For those in rooms facing away from the Golden Horn, a similar view can be admired from a spacious second-floor breakfast room. The morning meal features a spread of local and international favourites, with fresh juices and Turkish coffees best enjoyed on the sun-drenched outdoor terrace. The space doubles as a restaurant and bar in the evening. If there is one criticism of the Galata Hotel, it is that on weekends the noise drifts upstairs into the night. 

Strolling across the nearby Galata Bridge during my visit, I spot an elderly gentleman adding bait to his fishing line – no doubt hoping, like his forebears have for centuries, for a bountiful catch from Instanbul’s Bosphorus Strait. As he prepares to cast his line, the fisherman fumbles with a jacket pocket. He reveals an iPhone. It is a classic Istanbul moment – a city with millennia of history where new and old meld in delightful and surprising ways.
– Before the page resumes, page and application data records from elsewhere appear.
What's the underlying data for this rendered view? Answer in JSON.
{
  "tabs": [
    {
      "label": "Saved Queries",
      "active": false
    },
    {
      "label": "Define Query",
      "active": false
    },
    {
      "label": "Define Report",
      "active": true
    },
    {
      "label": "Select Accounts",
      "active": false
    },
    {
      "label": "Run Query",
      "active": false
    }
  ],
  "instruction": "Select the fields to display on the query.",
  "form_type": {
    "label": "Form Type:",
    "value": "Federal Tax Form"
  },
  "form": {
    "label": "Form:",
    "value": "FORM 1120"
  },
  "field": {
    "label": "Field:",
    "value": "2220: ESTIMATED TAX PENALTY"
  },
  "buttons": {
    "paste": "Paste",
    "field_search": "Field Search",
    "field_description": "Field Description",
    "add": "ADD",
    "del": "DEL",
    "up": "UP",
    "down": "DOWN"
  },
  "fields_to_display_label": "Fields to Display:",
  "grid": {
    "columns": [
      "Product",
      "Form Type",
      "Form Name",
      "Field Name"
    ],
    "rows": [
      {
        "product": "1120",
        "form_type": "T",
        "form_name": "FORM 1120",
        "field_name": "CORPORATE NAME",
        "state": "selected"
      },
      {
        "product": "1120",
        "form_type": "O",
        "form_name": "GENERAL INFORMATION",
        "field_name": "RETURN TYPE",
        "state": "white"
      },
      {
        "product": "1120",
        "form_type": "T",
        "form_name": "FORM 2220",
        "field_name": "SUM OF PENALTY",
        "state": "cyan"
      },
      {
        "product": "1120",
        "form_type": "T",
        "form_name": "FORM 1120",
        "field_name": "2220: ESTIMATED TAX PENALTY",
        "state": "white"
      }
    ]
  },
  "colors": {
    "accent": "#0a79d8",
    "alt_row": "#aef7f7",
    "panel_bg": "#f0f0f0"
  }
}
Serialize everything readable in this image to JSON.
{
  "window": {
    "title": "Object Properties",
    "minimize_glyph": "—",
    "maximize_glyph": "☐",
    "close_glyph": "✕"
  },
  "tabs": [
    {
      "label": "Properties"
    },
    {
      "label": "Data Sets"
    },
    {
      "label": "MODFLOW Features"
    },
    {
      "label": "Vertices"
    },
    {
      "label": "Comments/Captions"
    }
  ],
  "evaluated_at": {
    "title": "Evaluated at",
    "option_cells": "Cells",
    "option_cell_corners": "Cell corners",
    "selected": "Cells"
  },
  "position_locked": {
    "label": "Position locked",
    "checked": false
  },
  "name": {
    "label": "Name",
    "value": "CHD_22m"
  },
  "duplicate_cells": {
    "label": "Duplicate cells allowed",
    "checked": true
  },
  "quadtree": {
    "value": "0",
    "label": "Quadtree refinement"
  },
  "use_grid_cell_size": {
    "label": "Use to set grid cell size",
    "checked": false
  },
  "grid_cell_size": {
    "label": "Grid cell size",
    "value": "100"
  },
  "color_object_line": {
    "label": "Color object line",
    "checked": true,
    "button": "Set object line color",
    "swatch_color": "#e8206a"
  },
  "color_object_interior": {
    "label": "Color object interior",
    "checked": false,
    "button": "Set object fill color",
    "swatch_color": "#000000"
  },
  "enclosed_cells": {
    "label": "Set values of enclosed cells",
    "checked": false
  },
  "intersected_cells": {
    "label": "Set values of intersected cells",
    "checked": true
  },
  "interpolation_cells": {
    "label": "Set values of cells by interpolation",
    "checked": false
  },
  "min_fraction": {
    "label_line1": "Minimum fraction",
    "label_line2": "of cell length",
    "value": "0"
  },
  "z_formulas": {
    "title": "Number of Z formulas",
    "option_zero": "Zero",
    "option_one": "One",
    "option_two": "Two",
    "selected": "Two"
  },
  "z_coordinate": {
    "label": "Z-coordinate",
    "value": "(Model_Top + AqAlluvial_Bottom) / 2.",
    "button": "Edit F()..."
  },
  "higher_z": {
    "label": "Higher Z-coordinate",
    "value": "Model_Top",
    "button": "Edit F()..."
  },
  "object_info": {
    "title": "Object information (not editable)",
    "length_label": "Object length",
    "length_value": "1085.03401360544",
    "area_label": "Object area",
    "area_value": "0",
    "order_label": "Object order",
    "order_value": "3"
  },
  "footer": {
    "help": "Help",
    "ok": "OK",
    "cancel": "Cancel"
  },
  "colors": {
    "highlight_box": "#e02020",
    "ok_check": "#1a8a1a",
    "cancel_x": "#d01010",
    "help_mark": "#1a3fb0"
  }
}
It now has a hotel to match.  



The hotel is a 30-minute taxi ride from Istanbul’s Ataturk Airport and slightly further away from the new Istanbul Airport, which will welcome most international arrivals by mid-2019.


Rooms at Galata Hotel Istanbul start from T640₺ (A$160) per night, based on double occupancy and breakfast included.